___ SOURCE INFORMATION

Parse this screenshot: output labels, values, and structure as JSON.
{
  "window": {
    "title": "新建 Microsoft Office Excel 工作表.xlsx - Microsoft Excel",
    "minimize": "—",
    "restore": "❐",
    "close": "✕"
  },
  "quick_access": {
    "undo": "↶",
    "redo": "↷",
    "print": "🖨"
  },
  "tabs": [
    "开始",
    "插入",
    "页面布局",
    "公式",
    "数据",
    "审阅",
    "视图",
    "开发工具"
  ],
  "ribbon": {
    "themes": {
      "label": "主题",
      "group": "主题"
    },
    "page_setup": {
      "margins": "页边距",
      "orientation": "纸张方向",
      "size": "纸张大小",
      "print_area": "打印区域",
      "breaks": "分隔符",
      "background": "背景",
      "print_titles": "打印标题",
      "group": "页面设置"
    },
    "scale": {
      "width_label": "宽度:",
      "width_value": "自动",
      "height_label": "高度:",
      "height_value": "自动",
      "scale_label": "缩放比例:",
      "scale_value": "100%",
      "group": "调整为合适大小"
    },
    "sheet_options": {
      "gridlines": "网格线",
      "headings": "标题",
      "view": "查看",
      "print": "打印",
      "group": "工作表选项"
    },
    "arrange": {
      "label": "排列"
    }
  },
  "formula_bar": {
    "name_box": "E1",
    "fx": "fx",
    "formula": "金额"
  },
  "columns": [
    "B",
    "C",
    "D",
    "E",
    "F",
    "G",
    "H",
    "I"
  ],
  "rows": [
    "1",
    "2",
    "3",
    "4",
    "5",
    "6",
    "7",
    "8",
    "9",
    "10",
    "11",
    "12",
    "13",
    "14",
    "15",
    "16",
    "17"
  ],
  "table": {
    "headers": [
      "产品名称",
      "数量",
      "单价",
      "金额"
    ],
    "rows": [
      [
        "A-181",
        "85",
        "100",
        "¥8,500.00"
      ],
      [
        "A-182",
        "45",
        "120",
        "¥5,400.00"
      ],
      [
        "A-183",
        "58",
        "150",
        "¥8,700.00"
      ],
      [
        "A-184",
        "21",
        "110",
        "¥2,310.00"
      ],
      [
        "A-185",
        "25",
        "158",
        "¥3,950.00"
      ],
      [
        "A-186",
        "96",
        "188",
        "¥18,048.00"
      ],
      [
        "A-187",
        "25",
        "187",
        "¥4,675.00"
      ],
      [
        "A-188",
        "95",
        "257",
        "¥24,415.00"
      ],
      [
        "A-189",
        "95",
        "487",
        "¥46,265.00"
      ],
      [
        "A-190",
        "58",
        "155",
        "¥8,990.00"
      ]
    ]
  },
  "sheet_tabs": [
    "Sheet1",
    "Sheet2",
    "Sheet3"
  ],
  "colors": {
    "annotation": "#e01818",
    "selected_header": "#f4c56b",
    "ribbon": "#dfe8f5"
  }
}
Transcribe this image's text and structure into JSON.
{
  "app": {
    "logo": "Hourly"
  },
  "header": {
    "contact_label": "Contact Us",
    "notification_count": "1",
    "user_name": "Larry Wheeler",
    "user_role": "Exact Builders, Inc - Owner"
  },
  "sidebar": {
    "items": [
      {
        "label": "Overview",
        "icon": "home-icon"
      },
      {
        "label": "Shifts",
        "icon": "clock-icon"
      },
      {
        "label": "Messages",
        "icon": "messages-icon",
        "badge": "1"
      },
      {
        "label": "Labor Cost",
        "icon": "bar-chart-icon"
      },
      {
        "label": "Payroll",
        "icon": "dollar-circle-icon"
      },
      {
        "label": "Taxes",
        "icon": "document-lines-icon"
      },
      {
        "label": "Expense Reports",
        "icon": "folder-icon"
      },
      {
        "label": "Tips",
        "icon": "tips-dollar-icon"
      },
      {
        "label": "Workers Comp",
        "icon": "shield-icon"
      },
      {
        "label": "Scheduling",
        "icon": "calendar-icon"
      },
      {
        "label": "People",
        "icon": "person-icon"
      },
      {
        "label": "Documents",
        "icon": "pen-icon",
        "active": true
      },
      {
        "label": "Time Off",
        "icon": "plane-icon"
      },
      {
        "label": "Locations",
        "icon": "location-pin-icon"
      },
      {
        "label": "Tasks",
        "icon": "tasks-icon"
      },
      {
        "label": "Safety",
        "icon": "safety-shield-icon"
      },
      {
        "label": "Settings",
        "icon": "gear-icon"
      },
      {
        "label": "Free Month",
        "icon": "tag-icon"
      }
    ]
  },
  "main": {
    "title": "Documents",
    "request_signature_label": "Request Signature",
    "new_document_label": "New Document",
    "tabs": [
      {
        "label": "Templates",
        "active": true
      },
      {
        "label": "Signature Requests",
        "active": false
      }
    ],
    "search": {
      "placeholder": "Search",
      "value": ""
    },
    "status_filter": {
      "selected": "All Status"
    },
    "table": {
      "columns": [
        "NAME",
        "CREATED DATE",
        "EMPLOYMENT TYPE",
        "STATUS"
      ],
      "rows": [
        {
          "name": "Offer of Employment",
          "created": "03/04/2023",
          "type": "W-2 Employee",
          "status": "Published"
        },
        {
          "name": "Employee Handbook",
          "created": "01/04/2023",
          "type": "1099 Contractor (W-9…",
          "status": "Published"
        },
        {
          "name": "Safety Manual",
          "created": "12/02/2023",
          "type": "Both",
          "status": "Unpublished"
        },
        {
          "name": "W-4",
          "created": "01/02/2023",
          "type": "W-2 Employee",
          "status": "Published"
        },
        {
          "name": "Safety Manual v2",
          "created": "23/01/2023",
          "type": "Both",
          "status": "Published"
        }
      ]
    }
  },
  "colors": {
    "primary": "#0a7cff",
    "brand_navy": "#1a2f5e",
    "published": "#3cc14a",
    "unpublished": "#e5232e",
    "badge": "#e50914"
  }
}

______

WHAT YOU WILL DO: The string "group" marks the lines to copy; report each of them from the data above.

PROBLEM SOLUTION:
      "group": "主题"
      "group": "页面设置"
      "group": "调整为合适大小"
      "group": "工作表选项"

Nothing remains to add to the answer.